[Opening Input for this task section]
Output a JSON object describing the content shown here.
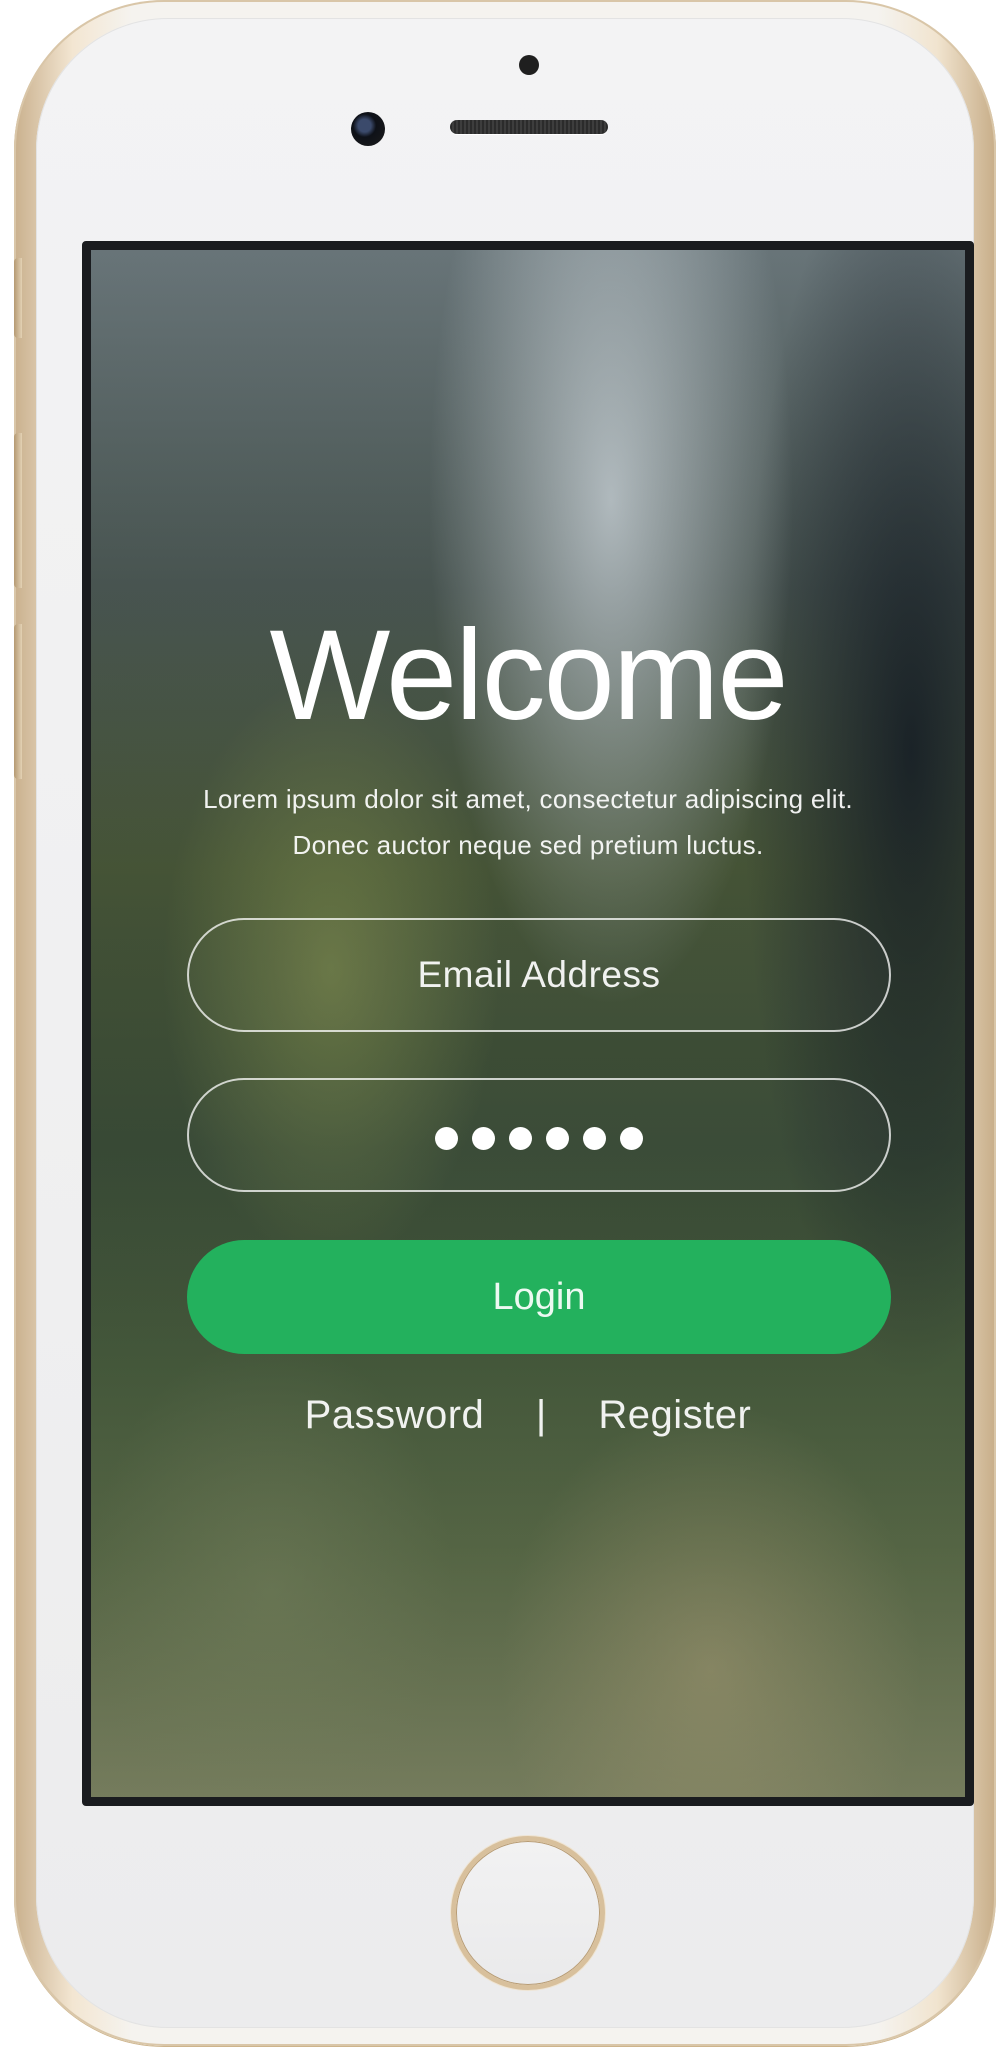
{
  "screen": {
    "title": "Welcome",
    "subtitle_line1": "Lorem ipsum dolor sit amet, consectetur adipiscing elit.",
    "subtitle_line2": "Donec auctor neque sed pretium luctus.",
    "email_placeholder": "Email Address",
    "password_masked_count": 6,
    "login_label": "Login",
    "password_link": "Password",
    "separator": "|",
    "register_link": "Register"
  },
  "colors": {
    "login_button": "#23b15d",
    "text": "#ffffff",
    "device_frame": "#f5f3ef",
    "device_trim": "#d8c09c"
  },
  "icons": {
    "front_camera": "camera-icon",
    "home": "home-button"
  }
}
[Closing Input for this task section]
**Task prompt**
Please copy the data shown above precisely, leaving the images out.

**Answer space**
Output a JSON object describing the content shown here.
{
  "screen": {
    "title": "Welcome",
    "subtitle_line1": "Lorem ipsum dolor sit amet, consectetur adipiscing elit.",
    "subtitle_line2": "Donec auctor neque sed pretium luctus.",
    "email_placeholder": "Email Address",
    "password_masked_count": 6,
    "login_label": "Login",
    "password_link": "Password",
    "separator": "|",
    "register_link": "Register"
  },
  "colors": {
    "login_button": "#23b15d",
    "text": "#ffffff",
    "device_frame": "#f5f3ef",
    "device_trim": "#d8c09c"
  },
  "icons": {
    "front_camera": "camera-icon",
    "home": "home-button"
  }
}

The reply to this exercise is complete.